• **WHAT NEEDS TO BE DONE**: When a line in the records contains the string "number", copy that line.

• **THE DATA**:

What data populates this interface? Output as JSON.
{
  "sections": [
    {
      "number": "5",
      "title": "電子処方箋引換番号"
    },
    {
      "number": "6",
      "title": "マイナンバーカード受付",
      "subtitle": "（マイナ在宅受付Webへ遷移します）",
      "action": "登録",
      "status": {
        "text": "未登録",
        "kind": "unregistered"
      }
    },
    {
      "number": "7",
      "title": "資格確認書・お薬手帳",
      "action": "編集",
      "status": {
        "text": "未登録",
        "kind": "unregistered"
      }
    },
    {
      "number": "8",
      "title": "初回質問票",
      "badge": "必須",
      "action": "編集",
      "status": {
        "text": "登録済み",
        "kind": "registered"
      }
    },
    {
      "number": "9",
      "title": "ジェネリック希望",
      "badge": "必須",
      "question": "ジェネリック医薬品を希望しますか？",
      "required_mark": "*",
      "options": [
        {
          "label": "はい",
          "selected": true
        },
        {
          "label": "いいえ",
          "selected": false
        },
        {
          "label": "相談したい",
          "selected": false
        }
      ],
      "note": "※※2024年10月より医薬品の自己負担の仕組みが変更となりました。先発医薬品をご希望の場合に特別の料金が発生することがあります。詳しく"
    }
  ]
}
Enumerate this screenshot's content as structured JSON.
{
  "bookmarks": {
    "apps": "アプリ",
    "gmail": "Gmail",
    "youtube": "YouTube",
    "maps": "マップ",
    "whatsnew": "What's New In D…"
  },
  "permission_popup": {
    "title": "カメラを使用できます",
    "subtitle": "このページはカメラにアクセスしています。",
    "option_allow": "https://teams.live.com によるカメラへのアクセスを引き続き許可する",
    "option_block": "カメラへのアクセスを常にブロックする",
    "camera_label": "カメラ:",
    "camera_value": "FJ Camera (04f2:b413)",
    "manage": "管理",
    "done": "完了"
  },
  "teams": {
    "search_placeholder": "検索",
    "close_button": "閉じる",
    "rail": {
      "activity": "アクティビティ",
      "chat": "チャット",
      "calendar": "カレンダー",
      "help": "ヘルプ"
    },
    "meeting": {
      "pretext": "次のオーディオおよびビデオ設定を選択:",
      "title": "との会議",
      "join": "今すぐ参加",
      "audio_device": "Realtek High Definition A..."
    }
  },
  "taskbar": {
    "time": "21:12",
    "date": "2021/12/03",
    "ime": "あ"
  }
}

• **EXPECTED ANSWER**:
      "number": "5",
      "number": "6",
      "number": "7",
      "number": "8",
      "number": "9",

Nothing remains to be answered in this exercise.